Data about app and page elements
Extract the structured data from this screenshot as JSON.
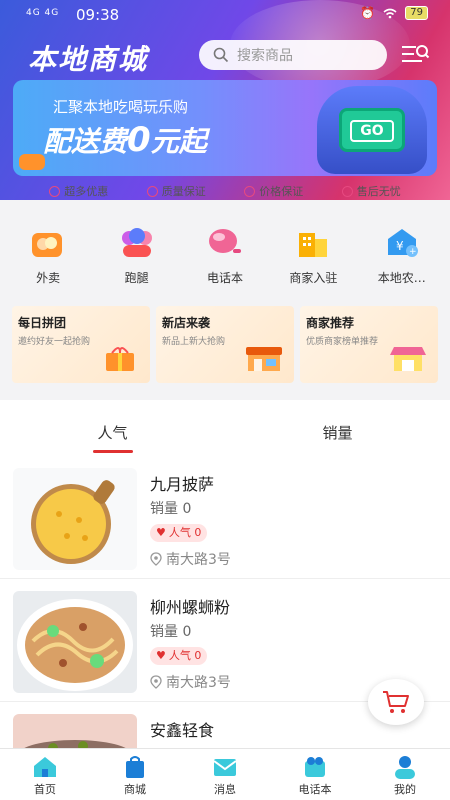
{
  "status_bar": {
    "signal": "4G 4G",
    "time": "09:38",
    "battery": "79"
  },
  "header": {
    "title": "本地商城",
    "search_placeholder": "搜索商品"
  },
  "banner": {
    "line1": "汇聚本地吃喝玩乐购",
    "line2_prefix": "配送费",
    "line2_zero": "0",
    "line2_suffix": "元起",
    "button": "GO"
  },
  "guarantees": [
    "超多优惠",
    "质量保证",
    "价格保证",
    "售后无忧"
  ],
  "categories": [
    {
      "label": "外卖",
      "icon": "takeout-icon"
    },
    {
      "label": "跑腿",
      "icon": "errand-icon"
    },
    {
      "label": "电话本",
      "icon": "phonebook-icon"
    },
    {
      "label": "商家入驻",
      "icon": "merchant-join-icon"
    },
    {
      "label": "本地农…",
      "icon": "local-farm-icon"
    }
  ],
  "promos": [
    {
      "title": "每日拼团",
      "subtitle": "邀约好友一起抢购"
    },
    {
      "title": "新店来袭",
      "subtitle": "新品上新大抢购"
    },
    {
      "title": "商家推荐",
      "subtitle": "优质商家榜单推荐"
    }
  ],
  "tabs": [
    {
      "label": "人气"
    },
    {
      "label": "销量"
    }
  ],
  "products": [
    {
      "name": "九月披萨",
      "sales": "销量 0",
      "popularity": "人气 0",
      "address": "南大路3号"
    },
    {
      "name": "柳州螺蛳粉",
      "sales": "销量 0",
      "popularity": "人气 0",
      "address": "南大路3号"
    },
    {
      "name": "安鑫轻食",
      "sales": "",
      "popularity": "",
      "address": ""
    }
  ],
  "tabbar": [
    {
      "label": "首页",
      "icon": "home-icon"
    },
    {
      "label": "商城",
      "icon": "shop-bag-icon"
    },
    {
      "label": "消息",
      "icon": "message-icon"
    },
    {
      "label": "电话本",
      "icon": "phonebook-icon"
    },
    {
      "label": "我的",
      "icon": "profile-icon"
    }
  ],
  "colors": {
    "accent": "#e03131",
    "header_start": "#3b5bdb",
    "header_end": "#f06595",
    "tab_icon": "#1c9bb3"
  }
}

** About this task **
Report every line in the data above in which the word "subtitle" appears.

** Written response **
      "subtitle": "邀约好友一起抢购"
      "subtitle": "新品上新大抢购"
      "subtitle": "优质商家榜单推荐"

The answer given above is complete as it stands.